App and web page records
--------
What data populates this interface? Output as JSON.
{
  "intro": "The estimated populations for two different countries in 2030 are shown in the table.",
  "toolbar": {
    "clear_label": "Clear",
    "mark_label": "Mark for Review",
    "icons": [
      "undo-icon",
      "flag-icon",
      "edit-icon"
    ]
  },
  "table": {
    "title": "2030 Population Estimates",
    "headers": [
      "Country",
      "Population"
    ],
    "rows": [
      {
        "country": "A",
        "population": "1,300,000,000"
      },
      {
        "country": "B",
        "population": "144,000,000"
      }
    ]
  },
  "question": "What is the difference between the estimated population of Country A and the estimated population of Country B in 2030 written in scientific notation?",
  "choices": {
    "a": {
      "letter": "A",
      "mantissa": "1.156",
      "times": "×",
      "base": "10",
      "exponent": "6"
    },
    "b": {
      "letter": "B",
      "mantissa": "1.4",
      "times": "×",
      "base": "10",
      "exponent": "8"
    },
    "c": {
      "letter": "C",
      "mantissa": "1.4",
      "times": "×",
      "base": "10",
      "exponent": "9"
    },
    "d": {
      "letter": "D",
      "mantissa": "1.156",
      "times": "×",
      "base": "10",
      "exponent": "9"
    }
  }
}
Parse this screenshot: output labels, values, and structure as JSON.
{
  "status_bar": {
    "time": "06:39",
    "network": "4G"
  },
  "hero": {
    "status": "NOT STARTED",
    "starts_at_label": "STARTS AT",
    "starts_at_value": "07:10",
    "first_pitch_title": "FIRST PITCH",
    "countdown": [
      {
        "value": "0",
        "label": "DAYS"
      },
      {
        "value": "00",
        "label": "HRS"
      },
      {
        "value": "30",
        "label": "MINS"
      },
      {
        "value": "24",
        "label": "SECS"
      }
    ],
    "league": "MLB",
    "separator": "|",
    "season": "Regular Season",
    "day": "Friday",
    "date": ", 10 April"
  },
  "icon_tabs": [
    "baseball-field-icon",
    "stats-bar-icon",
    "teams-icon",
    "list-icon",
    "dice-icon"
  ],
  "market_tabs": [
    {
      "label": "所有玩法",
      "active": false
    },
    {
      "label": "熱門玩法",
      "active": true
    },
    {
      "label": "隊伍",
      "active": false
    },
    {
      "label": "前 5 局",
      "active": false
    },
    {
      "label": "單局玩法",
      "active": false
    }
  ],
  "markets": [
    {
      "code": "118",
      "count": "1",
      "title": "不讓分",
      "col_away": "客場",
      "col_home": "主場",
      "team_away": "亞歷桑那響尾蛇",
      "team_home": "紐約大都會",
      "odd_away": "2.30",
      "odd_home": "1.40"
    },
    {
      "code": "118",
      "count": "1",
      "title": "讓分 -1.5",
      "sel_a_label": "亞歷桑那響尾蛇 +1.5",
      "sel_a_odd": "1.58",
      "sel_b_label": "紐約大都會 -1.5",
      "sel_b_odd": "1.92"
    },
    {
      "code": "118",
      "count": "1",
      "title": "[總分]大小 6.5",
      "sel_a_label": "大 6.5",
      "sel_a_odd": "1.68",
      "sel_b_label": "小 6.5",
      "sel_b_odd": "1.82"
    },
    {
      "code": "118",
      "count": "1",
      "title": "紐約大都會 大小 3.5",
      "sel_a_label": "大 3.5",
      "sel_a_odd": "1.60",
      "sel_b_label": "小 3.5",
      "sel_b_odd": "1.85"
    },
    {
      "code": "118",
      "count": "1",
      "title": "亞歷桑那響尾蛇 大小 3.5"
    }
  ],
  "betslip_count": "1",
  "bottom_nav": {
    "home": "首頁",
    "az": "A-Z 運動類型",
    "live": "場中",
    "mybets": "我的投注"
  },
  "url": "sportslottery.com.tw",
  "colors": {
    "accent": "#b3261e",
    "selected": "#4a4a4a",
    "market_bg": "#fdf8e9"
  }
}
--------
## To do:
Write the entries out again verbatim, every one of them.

## Result of the exercise:
What data populates this interface? Output as JSON.
{
  "intro": "The estimated populations for two different countries in 2030 are shown in the table.",
  "toolbar": {
    "clear_label": "Clear",
    "mark_label": "Mark for Review",
    "icons": [
      "undo-icon",
      "flag-icon",
      "edit-icon"
    ]
  },
  "table": {
    "title": "2030 Population Estimates",
    "headers": [
      "Country",
      "Population"
    ],
    "rows": [
      {
        "country": "A",
        "population": "1,300,000,000"
      },
      {
        "country": "B",
        "population": "144,000,000"
      }
    ]
  },
  "question": "What is the difference between the estimated population of Country A and the estimated population of Country B in 2030 written in scientific notation?",
  "choices": {
    "a": {
      "letter": "A",
      "mantissa": "1.156",
      "times": "×",
      "base": "10",
      "exponent": "6"
    },
    "b": {
      "letter": "B",
      "mantissa": "1.4",
      "times": "×",
      "base": "10",
      "exponent": "8"
    },
    "c": {
      "letter": "C",
      "mantissa": "1.4",
      "times": "×",
      "base": "10",
      "exponent": "9"
    },
    "d": {
      "letter": "D",
      "mantissa": "1.156",
      "times": "×",
      "base": "10",
      "exponent": "9"
    }
  }
}
Parse this screenshot: output labels, values, and structure as JSON.
{
  "status_bar": {
    "time": "06:39",
    "network": "4G"
  },
  "hero": {
    "status": "NOT STARTED",
    "starts_at_label": "STARTS AT",
    "starts_at_value": "07:10",
    "first_pitch_title": "FIRST PITCH",
    "countdown": [
      {
        "value": "0",
        "label": "DAYS"
      },
      {
        "value": "00",
        "label": "HRS"
      },
      {
        "value": "30",
        "label": "MINS"
      },
      {
        "value": "24",
        "label": "SECS"
      }
    ],
    "league": "MLB",
    "separator": "|",
    "season": "Regular Season",
    "day": "Friday",
    "date": ", 10 April"
  },
  "icon_tabs": [
    "baseball-field-icon",
    "stats-bar-icon",
    "teams-icon",
    "list-icon",
    "dice-icon"
  ],
  "market_tabs": [
    {
      "label": "所有玩法",
      "active": false
    },
    {
      "label": "熱門玩法",
      "active": true
    },
    {
      "label": "隊伍",
      "active": false
    },
    {
      "label": "前 5 局",
      "active": false
    },
    {
      "label": "單局玩法",
      "active": false
    }
  ],
  "markets": [
    {
      "code": "118",
      "count": "1",
      "title": "不讓分",
      "col_away": "客場",
      "col_home": "主場",
      "team_away": "亞歷桑那響尾蛇",
      "team_home": "紐約大都會",
      "odd_away": "2.30",
      "odd_home": "1.40"
    },
    {
      "code": "118",
      "count": "1",
      "title": "讓分 -1.5",
      "sel_a_label": "亞歷桑那響尾蛇 +1.5",
      "sel_a_odd": "1.58",
      "sel_b_label": "紐約大都會 -1.5",
      "sel_b_odd": "1.92"
    },
    {
      "code": "118",
      "count": "1",
      "title": "[總分]大小 6.5",
      "sel_a_label": "大 6.5",
      "sel_a_odd": "1.68",
      "sel_b_label": "小 6.5",
      "sel_b_odd": "1.82"
    },
    {
      "code": "118",
      "count": "1",
      "title": "紐約大都會 大小 3.5",
      "sel_a_label": "大 3.5",
      "sel_a_odd": "1.60",
      "sel_b_label": "小 3.5",
      "sel_b_odd": "1.85"
    },
    {
      "code": "118",
      "count": "1",
      "title": "亞歷桑那響尾蛇 大小 3.5"
    }
  ],
  "betslip_count": "1",
  "bottom_nav": {
    "home": "首頁",
    "az": "A-Z 運動類型",
    "live": "場中",
    "mybets": "我的投注"
  },
  "url": "sportslottery.com.tw",
  "colors": {
    "accent": "#b3261e",
    "selected": "#4a4a4a",
    "market_bg": "#fdf8e9"
  }
}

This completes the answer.